▸ The records:
━━━━━━━━━━

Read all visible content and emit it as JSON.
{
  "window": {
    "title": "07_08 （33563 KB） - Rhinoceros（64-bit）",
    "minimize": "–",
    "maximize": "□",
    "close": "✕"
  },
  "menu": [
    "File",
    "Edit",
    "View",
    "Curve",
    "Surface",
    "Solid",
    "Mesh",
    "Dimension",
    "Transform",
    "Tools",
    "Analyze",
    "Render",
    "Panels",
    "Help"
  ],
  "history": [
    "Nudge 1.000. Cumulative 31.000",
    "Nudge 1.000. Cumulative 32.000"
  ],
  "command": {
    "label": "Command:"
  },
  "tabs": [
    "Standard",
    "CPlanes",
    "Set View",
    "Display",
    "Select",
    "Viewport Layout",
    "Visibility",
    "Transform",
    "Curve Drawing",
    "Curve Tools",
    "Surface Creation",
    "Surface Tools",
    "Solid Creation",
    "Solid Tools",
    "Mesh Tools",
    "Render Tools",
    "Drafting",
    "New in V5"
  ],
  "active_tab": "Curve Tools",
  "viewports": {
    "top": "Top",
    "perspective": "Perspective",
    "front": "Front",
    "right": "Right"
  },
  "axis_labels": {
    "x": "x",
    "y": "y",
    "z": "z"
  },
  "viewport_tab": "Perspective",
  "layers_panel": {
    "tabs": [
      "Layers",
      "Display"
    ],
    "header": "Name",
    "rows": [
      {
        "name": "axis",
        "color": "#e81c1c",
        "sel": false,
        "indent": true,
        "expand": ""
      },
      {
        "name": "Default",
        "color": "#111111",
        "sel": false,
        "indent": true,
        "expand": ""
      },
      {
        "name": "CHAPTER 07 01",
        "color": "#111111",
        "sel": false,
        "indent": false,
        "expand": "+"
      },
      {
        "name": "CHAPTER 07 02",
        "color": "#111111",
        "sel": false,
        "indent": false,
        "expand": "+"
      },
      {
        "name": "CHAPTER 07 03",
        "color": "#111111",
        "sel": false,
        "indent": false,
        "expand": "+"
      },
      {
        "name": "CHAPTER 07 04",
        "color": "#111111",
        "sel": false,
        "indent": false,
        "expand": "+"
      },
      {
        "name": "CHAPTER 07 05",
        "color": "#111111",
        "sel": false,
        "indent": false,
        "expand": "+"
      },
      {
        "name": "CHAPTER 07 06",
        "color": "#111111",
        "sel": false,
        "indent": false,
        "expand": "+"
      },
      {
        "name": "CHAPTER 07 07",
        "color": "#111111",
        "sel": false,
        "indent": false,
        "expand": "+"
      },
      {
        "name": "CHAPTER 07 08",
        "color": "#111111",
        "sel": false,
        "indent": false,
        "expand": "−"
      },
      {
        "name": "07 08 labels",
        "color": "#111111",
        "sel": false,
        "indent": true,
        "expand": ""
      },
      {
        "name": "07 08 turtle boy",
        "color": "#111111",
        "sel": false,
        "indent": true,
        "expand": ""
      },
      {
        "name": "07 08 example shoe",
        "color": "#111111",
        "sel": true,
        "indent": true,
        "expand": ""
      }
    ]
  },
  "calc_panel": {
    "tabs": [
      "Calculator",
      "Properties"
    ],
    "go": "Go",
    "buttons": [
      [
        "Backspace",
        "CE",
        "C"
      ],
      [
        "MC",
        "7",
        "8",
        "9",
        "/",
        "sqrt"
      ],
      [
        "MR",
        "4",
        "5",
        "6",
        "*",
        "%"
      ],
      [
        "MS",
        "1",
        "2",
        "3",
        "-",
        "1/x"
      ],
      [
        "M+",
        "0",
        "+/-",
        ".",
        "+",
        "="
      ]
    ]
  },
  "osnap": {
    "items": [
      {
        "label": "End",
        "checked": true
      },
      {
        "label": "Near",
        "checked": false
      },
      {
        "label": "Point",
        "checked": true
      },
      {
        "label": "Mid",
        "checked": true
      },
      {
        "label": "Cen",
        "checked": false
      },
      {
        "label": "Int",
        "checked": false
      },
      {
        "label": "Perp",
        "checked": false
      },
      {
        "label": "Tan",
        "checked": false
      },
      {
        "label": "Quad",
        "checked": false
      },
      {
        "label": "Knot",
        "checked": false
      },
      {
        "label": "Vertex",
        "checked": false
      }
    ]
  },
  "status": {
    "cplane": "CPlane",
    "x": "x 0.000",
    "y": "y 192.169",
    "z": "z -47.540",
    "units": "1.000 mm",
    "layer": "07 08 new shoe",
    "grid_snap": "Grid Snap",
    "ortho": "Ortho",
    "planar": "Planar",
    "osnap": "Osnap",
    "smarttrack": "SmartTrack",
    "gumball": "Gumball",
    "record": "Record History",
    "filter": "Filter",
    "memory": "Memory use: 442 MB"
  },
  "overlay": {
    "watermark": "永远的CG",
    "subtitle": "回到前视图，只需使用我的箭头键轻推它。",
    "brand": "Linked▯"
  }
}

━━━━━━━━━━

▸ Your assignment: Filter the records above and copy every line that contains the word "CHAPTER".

▸ Exercise output:
        "name": "CHAPTER 07 01",
        "name": "CHAPTER 07 02",
        "name": "CHAPTER 07 03",
        "name": "CHAPTER 07 04",
        "name": "CHAPTER 07 05",
        "name": "CHAPTER 07 06",
        "name": "CHAPTER 07 07",
        "name": "CHAPTER 07 08",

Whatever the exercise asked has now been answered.